Lewis Black makes a living being angry on television. On a recent “Back in Black” segment on “The Daily Show,” he railed against the merchandise tie-ins surrounding Eat Pray Love. On another he lambasted Glenn Beck for his incessant Nazi imagery. Black throws his hands every which way, seemingly in the midst of a nervous breakdown. His eyebrows sink into a sharp V and you can’t help but think: Man, this guy looks pissed.
The Cine en Construcción films series starts up again on Thursday, Feb. 17 at the National Hispanic Cultural Center (1701 Fourth Street SW) in the Bank of America Theatre. Kicking off the series of recent Latin American films is the 2003 Colombian film Sumas y Restas at 7 p.m. The film relates the story of a middle-class engineer who, plagued by money problems, falls in with a childhood-friend-turned-drug-smuggler. Like all films in the series, it’s in Spanish with English subtitles and admission is free.

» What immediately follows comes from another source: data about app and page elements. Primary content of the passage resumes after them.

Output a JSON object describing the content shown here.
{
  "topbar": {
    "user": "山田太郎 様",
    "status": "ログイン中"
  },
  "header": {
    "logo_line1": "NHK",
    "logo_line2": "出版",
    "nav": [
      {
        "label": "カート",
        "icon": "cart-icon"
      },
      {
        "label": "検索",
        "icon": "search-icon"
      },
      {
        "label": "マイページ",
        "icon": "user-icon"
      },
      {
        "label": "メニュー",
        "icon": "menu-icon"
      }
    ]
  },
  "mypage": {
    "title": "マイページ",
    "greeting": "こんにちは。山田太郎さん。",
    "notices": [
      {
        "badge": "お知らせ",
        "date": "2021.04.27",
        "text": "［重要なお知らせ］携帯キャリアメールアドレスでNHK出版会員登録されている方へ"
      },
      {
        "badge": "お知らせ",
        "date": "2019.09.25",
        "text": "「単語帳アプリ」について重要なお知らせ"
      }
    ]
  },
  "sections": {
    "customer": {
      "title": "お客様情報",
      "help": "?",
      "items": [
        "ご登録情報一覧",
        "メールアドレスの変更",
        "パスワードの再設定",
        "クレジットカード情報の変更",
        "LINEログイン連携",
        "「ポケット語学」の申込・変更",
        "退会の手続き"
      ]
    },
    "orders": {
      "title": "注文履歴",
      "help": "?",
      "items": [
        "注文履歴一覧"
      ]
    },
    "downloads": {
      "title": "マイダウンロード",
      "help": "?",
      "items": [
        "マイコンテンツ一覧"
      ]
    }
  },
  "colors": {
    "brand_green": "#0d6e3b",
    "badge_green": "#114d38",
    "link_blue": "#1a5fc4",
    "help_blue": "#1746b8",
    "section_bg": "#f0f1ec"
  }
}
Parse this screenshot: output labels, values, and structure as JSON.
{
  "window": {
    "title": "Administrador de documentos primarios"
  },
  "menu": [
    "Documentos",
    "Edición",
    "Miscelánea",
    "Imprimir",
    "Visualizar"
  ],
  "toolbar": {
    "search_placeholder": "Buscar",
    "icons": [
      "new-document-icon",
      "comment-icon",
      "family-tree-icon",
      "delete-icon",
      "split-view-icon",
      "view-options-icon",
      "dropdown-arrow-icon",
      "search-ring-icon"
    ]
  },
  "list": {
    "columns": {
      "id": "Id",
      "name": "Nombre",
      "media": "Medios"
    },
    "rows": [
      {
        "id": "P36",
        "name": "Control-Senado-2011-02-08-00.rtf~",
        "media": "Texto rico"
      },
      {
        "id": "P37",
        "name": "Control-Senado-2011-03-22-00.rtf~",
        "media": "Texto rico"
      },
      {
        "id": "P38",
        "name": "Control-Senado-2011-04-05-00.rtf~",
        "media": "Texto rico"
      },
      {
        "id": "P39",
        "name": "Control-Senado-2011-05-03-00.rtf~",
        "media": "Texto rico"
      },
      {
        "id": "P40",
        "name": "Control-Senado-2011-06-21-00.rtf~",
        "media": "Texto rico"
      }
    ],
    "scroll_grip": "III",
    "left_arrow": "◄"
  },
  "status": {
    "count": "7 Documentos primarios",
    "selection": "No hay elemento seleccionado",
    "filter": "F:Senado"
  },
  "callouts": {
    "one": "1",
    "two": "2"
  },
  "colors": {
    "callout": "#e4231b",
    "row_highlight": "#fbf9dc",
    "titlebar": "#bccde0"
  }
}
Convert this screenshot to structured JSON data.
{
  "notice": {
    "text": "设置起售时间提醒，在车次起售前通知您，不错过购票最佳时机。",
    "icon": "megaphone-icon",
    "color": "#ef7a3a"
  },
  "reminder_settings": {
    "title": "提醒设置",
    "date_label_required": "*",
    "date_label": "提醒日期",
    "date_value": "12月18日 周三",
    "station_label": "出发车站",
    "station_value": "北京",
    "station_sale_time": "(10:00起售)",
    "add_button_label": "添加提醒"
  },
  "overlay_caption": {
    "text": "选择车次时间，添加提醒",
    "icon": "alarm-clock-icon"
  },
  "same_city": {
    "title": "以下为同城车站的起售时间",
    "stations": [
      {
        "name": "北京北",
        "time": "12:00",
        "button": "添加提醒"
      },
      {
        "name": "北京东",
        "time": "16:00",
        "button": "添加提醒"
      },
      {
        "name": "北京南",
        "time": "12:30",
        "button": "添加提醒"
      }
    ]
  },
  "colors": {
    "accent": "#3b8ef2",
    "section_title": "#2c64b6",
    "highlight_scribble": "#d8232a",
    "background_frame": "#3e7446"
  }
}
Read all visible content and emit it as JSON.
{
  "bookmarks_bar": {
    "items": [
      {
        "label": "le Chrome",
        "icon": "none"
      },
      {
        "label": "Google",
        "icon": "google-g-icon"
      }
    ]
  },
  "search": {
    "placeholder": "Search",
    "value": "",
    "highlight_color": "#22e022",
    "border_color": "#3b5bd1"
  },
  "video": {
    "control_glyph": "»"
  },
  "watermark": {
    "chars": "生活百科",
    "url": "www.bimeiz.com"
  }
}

Current TV, Al Gore’s “new media” cable television experiment, is adding a scripted sci-fi series called “Bar Karma.” Which would seem like an odd addition to a network primarily concerned with current affairs. It is, however, the network’s boldest experiment to date. Not necessarily its most successful, but we’ll give it points for the boldness.
Is the background image high art or was it ripped from the licentious pages of a girly mag? Who cares—that jazz age typeface is the most beautiful and titillating thing on this flyer. On Thursday, Feb. 17, beginning at 9 p.m., DJs Dame Diana, Bea and The Host play music at the Livin’ On dance party, an evening of Brit pop, shoegaze, punk, glam, garage and anything else that’s cool. Free to those over 21 at Blackbird Buvette. (Jessica Cassyle Carr)
Always spiffy, friendly and looking to enjoy Albuquerque to its fullest, Dan Mayfield is a true man about town. In addition to serving as editor-in-chief at Albuquerque The Magazine, Mayfield is a DJ—Dan the Doo-Wop Man—on Real Oldies 1600 AM. Hear his show on Sundays from noon to 1 p.m. We asked Mayfield to put his music library on shuffle—below are the first five cuts that appeared at random.
The 2011 Legislature has convened and is moving sluggishly forward. It’s the 60-day version this year, which usually means that more than the budget gets passed. This is the time when controversial policy issues take center stage.
New Mexico Gas Company remains mum on which big customers decreased use during the shortage
By Marisa Demarco
Which companies use the most gas in New Mexico? How much do they use? Is it as much as, say, Española? More? And when the New Mexico Gas Company cut gas to thousands of homes in early February, was industry the first to get shut off?
Does your family shout “Damn you, paparazzo!” every time you enter the room? Do you see the beauty in telephone lines crisscrossing the Albuquerque sky? ... If so, you should enter the eighth annual Alibi Photo Contest.
Kai Margarida-Ramírez de Arellano was born in Puerto Rico but spent most of her formative years in New Mexico. Her art, in part, explores the clash between the two cultures, as well as family history and sexual politics.
Tea has had multiple applications for centuries—but only recently by Westerners—as an exciting component in Asian cooking: to infuse flavors into meats, jazz up marinades and sauces, and to create broths and garnishes. Here, food writer Mina Yamashita shares one of her favorite recipes.
Genetically engineered plants will affect organic dairy and meat
By Ari LeVaux
The Obama administration struck a blow to freedom in food and agriculture late January when theUSDA deregulated genetically modified alfalfa seed. The agency’s decision threatens to deprive farmers of the right to produce GM-free milk and meat, while denying consumers the right to purchase it.